The original Predator is pure entertainment. Nothing more, nothing less. Which is what makes its reboot and most likely inevitable sequels more painful. It tries to be so much more and ends up being even less. Director Shane Black had a small role in the original film, so some can say he has been preparing for thirty years to introduce us to his take on the dreadlocks wearing monster. If this is the case than time hasn’t been kind to Black. One can see the film he was trying to make, but it is buried by an overstocked plot, your mamma jokes and bloody violence that could only entertain a thirteen-year-old boy. The Predator wants to remind you how awesome the original was while still ending some modern thematic elements, but instead studio executives find their way into derailing this creature only to lead with an ending that will say “see you next year” and at which point a smart audience will reply, “no we’re good.”
This isn’t to say everything about it is unbearable. The moments where certain characters get to stand out feels like a breath of fresh and needed air. But this is quickly snatched away by another shot of a man’s head exploding in a way that is meant to be comical, but instead only felt tiresome. Somewhere on Shane Black’s production notes is a well executed film that touches on the treatment of wounded veterans both physically and especially mentally. You can see it in his better written (or maybe just better performed) characters, or maybe there is even a statement to be made about those who fall on the spectrum and its relevancy. It is tough to say and while one may want to find out that chance is never given. Instead the only option is to sit back and find solace in lazy bloodshed and pubescent humor.
The film opens up just like any other of its kind. An alien like creature crashes on Earth, wreaks havoc and leaves one survivor to tell the story. Our survivor is given to us in the form of Army Sniper Quinn McKenna (Boyd Holbrook) who has escaped the Predator after it has killed off some unlucky Mexican Cartel (a not so subtle reference to Holbrook’s time on Narcos perhaps). After his escape McKenna decides the perfect thing to do is to mail some Predator equipment he smuggled away to his home back in North America. Wouldn’t you know this doesn’t go well because the package finds its way into the hands of McKenna’s autistic son Rory (Jacob Tremblay). Rory is great with technology and while he is not being bullied or called “ass-burgers” (cue laughter from half of the audience) he finds an extreme liking to the Predator’s technology and before you know contacts the creature. Rory’s autism feels very uncomfortable in the film, because you know Black wants to say something bigger by including it, but instead waits until the worst possible moment.

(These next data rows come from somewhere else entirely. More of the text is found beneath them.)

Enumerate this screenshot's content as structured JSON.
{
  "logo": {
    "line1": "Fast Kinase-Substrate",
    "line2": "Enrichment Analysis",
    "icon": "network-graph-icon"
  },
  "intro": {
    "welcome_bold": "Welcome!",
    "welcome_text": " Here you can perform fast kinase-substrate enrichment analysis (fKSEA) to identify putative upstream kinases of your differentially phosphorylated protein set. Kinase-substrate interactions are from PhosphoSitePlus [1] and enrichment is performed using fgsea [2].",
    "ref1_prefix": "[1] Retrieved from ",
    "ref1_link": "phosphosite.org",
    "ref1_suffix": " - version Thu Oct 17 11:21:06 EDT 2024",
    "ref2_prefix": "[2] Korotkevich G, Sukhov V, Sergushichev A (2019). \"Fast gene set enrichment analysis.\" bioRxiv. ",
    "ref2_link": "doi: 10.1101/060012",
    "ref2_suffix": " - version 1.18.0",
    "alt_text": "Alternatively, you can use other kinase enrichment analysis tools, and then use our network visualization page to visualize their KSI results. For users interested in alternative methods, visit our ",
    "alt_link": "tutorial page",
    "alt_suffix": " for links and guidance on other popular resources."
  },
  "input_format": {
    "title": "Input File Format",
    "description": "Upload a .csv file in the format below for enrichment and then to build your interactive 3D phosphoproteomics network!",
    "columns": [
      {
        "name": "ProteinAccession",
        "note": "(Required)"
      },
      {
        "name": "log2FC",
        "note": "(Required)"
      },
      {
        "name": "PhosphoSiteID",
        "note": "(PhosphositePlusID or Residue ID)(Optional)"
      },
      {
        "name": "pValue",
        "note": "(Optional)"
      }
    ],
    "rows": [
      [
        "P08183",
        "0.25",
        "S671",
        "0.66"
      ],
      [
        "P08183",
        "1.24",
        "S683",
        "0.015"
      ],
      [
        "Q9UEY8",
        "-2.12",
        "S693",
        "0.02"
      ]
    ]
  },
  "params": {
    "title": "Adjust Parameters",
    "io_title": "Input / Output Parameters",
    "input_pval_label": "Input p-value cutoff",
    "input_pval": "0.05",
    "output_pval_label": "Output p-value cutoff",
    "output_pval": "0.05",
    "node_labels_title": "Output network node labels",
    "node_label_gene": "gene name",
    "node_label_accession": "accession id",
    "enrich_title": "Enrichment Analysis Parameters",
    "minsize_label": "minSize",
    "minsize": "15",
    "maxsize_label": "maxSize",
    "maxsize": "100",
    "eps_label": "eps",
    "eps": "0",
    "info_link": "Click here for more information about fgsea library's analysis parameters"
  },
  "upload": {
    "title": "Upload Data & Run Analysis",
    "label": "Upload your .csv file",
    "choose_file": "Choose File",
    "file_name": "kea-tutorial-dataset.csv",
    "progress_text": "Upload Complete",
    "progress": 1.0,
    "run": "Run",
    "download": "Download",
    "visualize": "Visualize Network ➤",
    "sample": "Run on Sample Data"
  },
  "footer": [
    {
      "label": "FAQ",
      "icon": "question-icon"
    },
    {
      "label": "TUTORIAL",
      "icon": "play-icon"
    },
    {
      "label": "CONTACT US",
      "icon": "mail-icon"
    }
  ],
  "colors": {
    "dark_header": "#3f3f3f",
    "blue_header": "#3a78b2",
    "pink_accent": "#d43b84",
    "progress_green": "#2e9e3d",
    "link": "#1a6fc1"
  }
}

Before McKenna can come home to his son he is first interrogated by a ruthless government official Will Traeger (Sterling K. Brown who milks and grins through every line he is given making it all too easy to go along with him for the ride). Traeger sees McKenna as something the government can use as a scapegoat and throws McKenna into a prison bus along with several other disturbed military vets. Each vet has his own mental struggle starting with the suicidal Nebraska Williams who is fantastically portrayed by ‘Moonlight’ star Trevante Rhodes. When Rhodes speaks you listen and for a short moment you’re watching a real film. Not so much with the other characters, Keegan-Michael Key plays Coyle a lunatic who shouts far too many (and unfunny) “your mother” jokes in compensation for his PTSD. Then there’s Thomas Jane whose character has severe Tourette’s giving Black the perfect opportunity to have him shout constant profanities causing the audience to lose it with laughter even in 2018. There’s two more members portrayed by Augusto Aguilera and Game of Thrones Alfie Allen, but neither leave a mark past their introduction.
If all this testosterone seems a bit overwhelming fear not and welcome Olivia Munn’s biologist and alien expert Casey Bracket. Bracket has dreamed since she was a little girl of meeting an alien a moment that would be endearing if it wasn’t followed by her having to strip naked in order to escape an encounter with the Predator. But her character avoids being a sex object allowing Munn to deliver even some of the films most cringeworthy lines with honesty and a tough exterior that only gets tougher when bullets and limbs start flying. Munn plays action hero better than her male costars and while she does not steal the show one would much rather see her in her own film franchise and not this chaotic mess. And a mess it truly is, as the film starts to unravel plot points are revealed that offer up embarrassing and borderline offensive results.
Thanks to Bracket’s brains we soon learn that these Predator creatures are injecting themselves with the strongest forms of DNA and we soon learn who its next target is. The victim and the reason behind it are beyond painful. To spoil it would be cruel but to not warn you ahead of time would be criminal. All that will be said is don’t ever underestimate a filmmaker when it comes to using autism as a plot device.
The rest you already know. Limbs fly off, bullets are shot, another unfunny sex joke is told. There is so much thrown around in this film you never know if it is trying to be a franchise starter or a thought-provoking popcorn flick. What is apparent is this reboot is so lost in time and has no clue who its audience is. The franchise ending gives the smallest of hopes that all will be sorted out in time for the sequel. But much like this one it is doubtful anyone will put in the time.
Director: Shane Black
Runtime: 107 min
Rated: R for strong bloody violence, language throughout, and crude sexual references